# How "much" does (Grigorieff) forcing destroy an ultrafilter?

Introduction. I recently revisited Shelah's model without P-points and I was wondering how "badly" Grigorieff forcing destroys ultrafilters, i.e., what kind of properties can survive the destruction of the "ultra"ness.

An example. Given a free (ultra)filter $F$ on $\omega$, Grigorieff forcing is defined as $$G(F) := \{ f:X \rightarrow 2: \omega \setminus X \in F \},$$ partially ordered by reverse inclusion. A simple density argument shows that "$G(F)$ destroys $F$", i.e., the filter generated by $F$ in a generic extension is not an ultrafilter (the generic real being the culprit).

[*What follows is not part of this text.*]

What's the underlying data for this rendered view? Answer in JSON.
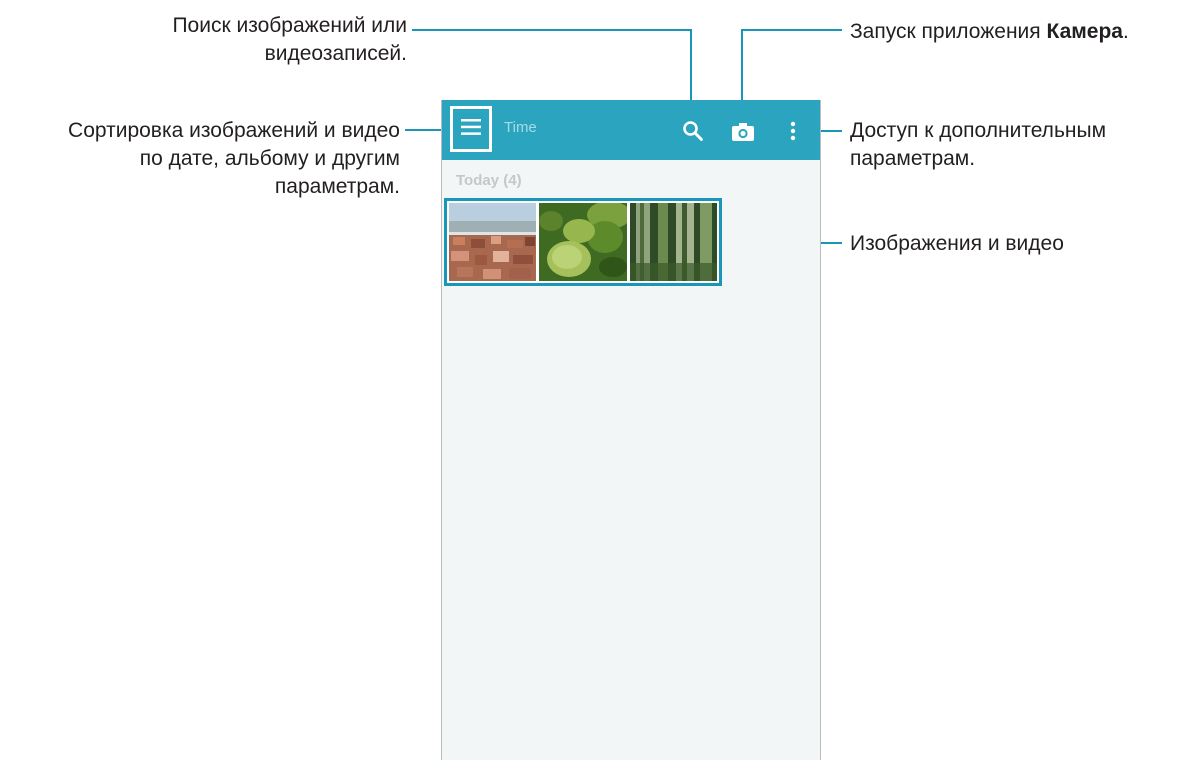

Of course, there are many forcing notions that specifically destroy ultrafilters (also, Bartoszynski, Judah and Shelah showed that whenever there's a new real in the extension, some ground model ultrafilter was destroyed).

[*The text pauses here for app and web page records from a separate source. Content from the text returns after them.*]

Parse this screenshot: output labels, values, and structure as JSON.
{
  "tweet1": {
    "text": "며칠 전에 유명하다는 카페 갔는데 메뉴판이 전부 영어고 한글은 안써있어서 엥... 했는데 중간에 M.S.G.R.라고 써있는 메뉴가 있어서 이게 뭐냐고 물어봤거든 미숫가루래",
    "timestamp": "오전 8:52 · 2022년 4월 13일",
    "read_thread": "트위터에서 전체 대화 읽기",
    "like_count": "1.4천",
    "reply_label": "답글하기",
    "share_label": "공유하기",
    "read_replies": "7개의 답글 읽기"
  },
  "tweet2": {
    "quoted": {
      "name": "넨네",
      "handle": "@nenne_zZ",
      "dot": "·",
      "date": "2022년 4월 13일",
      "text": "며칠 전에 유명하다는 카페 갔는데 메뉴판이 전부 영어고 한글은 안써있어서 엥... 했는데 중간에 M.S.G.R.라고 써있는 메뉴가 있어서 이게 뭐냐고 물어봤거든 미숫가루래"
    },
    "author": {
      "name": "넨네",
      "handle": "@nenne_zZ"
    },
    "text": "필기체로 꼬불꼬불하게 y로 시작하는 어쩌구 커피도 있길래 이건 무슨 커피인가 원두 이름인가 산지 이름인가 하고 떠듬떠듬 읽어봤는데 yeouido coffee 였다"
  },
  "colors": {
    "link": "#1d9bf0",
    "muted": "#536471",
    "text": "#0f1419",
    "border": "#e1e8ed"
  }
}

My question is:

If $F$ is destroyed, how far away is $F$ from being the ultrafilter it once was?

Maybe a more positive version: Which properties of $F$ can we destroy while preserving others?

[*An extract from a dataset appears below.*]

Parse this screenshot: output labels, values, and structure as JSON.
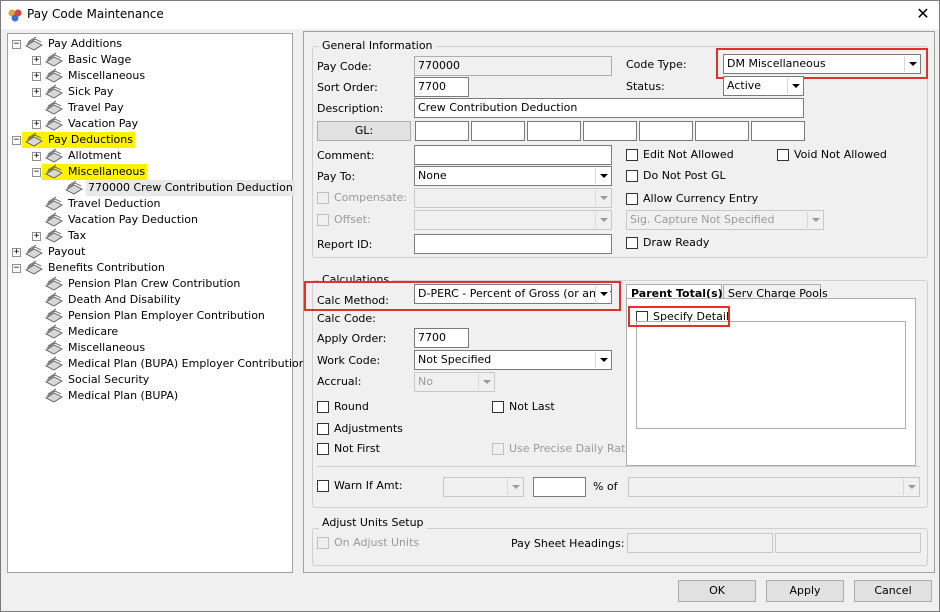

This might seem awfully vague, so before you vote to close let me explain what kind of answers I'm hoping for.

• If the forcing is $\omega^\omega$-bounding and $F$ is rapid, then $F$ will still be rapid. That's a very clean and simple preservation.
• "Minimal" answers. Is it possible that $F$ together with the generic real generates an ultrafilter, i.e., there are only two ultrafilters extending $F$? For Grigorieff forcing, I'd expect this needs at least a Ramsey ultrafilter. But maybe other forcings have this property?
• Negative answers. Say $F$ is a P-point; can $F$ still be extended to a P-point? Shelah tells us that forcing with the full product $G(F)^\omega$ denies this. Is it known whether $G(F)$ already denies this? Do other forcing notions allow this?